◆ **Assignment**
Every line with the word "selected" in it should be extracted from the data that follows.

◆ **Input for this task**
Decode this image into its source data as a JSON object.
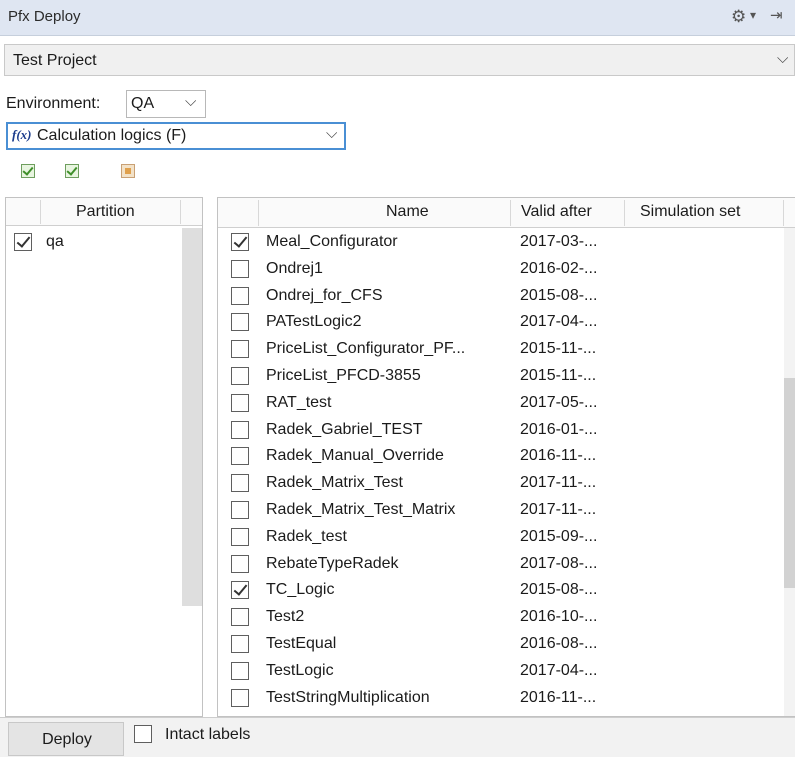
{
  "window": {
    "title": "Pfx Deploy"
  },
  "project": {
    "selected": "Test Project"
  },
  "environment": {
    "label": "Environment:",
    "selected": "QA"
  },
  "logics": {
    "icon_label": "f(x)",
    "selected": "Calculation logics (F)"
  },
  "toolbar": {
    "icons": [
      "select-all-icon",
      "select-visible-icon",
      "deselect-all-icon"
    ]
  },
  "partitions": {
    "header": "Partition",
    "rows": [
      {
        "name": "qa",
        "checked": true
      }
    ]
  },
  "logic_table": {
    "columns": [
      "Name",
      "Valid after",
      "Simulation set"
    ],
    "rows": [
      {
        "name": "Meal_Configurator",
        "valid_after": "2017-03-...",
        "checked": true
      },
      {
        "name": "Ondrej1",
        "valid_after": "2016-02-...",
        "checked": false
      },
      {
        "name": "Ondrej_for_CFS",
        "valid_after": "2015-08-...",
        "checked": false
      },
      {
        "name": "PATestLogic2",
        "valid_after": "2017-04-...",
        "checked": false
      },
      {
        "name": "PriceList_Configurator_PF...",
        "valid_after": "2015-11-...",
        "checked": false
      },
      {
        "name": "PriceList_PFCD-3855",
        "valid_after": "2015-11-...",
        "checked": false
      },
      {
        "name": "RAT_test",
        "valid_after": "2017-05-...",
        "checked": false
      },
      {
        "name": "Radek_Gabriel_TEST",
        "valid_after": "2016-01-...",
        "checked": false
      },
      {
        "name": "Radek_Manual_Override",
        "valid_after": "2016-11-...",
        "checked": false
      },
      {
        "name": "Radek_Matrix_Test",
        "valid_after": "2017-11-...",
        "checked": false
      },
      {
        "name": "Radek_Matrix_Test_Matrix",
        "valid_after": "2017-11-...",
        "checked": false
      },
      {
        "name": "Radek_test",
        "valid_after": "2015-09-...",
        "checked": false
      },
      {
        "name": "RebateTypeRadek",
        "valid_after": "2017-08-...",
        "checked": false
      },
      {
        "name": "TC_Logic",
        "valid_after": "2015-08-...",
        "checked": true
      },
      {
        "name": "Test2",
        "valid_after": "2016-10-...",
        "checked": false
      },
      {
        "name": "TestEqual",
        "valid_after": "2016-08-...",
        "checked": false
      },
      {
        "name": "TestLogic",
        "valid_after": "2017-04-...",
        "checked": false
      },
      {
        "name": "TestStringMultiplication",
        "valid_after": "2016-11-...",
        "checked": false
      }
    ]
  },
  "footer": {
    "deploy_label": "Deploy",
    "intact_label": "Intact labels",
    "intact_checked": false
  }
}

◆ **Reply**
    "selected": "Test Project"
    "selected": "QA"
    "selected": "Calculation logics (F)"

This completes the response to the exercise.